It is very competitive to get research published in top journals, but publication is vital to academic careers. As well as ensuring papers meet the journal’s requirements for both content and format in the initial submission, the review process is also important for authors.
Journals send submissions to reviewers with expertise in the field, and the reviewers comment on how to improve the quality and publishability of the paper. The review process can take time, as journals receive many submissions and many reviewers work voluntarily. There may be several rounds of review over months and often years.
Some tips to consider when resubmitting a paper and responding to reviewers:
- Be polite and respectful. Politeness goes a long way, especially if disagreeing with a reviewer’s comment.
- Make clear what has changed in the revised paper.
- If you disagree with a comment, make clear what has NOT changed, and why not.
- Paste in any revised text from the revised paper to the response to make it easy for the journal editor to see the changes.
- Include references to page or line numbers of revised text in the revised paper.
- Be clear whether referring to the original or a revised version of the paper.
- Less is more: explain the reasons for your response succinctly.
It can be frustrating for authors to receive reviewer comments which suggest taking the paper in a different direction or with a different emphasis or which require extensive re-analysis or even new data. Reviewers may also not agree with each other and may make conflicting suggestions. Authors do not have to agree with all comments, but do need to justify and explain their decisions.
If a reviewer has commented on the language or the need for editing in a paper, authors should ensure the response to the reviewers is also well written and edited.
As well as editing papers for initial submission, academic editors can also edit response letters to the journal editor and reviewers. Editors can check whether all the comments have been appropriately addressed and check the response has an appropriate tone. This can save time in the review process and enhance the likelihood of publication.
See my related blogs on writing papers:
- How to meet journal requirements when writing a paper

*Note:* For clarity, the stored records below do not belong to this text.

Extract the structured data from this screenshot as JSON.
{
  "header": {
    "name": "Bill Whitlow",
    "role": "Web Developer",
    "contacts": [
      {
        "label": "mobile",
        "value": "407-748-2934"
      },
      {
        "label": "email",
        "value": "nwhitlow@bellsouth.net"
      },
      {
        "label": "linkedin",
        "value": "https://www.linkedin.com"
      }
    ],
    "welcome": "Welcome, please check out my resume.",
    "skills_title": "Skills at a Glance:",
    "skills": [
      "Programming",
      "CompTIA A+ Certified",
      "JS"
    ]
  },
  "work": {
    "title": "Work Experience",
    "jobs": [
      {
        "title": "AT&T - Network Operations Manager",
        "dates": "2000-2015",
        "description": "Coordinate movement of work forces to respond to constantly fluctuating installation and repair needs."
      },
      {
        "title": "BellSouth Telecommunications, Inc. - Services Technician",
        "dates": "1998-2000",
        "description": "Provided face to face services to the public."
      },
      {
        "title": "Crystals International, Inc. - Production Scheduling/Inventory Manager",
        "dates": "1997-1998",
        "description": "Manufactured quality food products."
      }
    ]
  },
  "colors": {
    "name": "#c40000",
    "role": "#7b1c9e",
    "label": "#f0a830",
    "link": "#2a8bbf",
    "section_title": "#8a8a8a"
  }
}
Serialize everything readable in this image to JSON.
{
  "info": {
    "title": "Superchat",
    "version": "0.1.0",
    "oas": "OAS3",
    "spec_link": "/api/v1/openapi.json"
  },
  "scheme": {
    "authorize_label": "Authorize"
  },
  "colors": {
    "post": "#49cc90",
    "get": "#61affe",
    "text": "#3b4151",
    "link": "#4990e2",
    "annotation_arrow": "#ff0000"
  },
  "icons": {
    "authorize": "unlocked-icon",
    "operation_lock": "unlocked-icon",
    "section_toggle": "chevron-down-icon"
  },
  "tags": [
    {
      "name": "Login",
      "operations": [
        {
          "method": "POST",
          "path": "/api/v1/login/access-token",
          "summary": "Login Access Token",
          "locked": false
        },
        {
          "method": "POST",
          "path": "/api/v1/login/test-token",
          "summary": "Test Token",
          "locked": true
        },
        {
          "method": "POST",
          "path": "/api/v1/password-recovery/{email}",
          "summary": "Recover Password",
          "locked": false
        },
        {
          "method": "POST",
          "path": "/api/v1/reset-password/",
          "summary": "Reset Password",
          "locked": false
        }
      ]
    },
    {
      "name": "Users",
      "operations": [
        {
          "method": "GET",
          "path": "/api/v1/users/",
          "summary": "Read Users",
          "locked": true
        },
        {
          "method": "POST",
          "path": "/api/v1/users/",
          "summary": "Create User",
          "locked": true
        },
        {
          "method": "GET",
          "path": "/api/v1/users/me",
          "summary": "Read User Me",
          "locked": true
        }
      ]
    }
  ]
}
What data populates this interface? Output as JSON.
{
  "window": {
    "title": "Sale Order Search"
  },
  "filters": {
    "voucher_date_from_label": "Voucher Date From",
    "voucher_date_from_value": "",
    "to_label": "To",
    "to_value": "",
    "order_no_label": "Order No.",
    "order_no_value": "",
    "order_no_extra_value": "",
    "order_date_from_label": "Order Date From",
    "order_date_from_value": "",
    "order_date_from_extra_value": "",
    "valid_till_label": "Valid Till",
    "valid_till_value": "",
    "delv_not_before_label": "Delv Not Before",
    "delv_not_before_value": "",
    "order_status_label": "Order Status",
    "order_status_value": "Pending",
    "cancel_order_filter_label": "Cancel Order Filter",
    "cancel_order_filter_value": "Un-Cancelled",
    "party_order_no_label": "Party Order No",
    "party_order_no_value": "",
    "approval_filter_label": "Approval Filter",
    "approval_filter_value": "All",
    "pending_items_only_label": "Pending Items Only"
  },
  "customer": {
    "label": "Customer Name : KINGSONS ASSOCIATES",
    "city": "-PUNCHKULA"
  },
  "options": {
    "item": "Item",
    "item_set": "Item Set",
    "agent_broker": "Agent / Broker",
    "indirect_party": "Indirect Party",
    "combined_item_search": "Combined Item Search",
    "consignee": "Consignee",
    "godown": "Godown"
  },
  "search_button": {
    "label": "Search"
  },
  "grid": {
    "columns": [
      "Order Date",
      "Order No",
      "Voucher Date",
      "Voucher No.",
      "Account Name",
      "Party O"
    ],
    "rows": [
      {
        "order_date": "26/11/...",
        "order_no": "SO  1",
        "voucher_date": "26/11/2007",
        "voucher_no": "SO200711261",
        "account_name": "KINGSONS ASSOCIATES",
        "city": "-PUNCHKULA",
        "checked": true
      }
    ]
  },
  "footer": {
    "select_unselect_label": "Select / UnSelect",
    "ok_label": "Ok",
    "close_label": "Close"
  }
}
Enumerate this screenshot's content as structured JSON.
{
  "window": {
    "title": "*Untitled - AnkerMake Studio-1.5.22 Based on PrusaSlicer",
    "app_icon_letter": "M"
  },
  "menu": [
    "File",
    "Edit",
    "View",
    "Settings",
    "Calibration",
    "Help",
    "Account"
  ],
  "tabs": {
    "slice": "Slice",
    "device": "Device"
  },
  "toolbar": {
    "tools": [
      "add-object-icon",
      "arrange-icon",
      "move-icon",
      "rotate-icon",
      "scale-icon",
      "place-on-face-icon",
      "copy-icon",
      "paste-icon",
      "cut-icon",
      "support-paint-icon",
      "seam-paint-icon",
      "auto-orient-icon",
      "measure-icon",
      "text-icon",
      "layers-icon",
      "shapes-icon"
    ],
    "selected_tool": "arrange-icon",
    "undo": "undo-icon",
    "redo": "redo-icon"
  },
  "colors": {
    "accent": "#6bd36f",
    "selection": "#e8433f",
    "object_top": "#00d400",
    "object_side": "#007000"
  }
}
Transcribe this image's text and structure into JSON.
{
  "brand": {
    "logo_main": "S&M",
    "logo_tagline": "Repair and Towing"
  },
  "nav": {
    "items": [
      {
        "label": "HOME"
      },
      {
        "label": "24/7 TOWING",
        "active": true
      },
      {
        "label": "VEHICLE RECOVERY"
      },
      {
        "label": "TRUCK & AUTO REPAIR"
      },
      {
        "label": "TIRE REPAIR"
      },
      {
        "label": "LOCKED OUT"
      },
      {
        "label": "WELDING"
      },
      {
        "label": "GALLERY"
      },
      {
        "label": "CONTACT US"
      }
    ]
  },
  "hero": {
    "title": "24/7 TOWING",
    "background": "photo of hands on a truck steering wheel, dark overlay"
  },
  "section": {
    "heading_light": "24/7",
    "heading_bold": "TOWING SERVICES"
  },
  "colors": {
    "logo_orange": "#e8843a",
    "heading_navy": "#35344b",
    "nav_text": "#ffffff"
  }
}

- How to avoid a journal editor’s reject pile
- Academic publishing tips from Elsevier
See my related blog on feedback:
For advice on editing, please contact me on firstname.lastname@example.org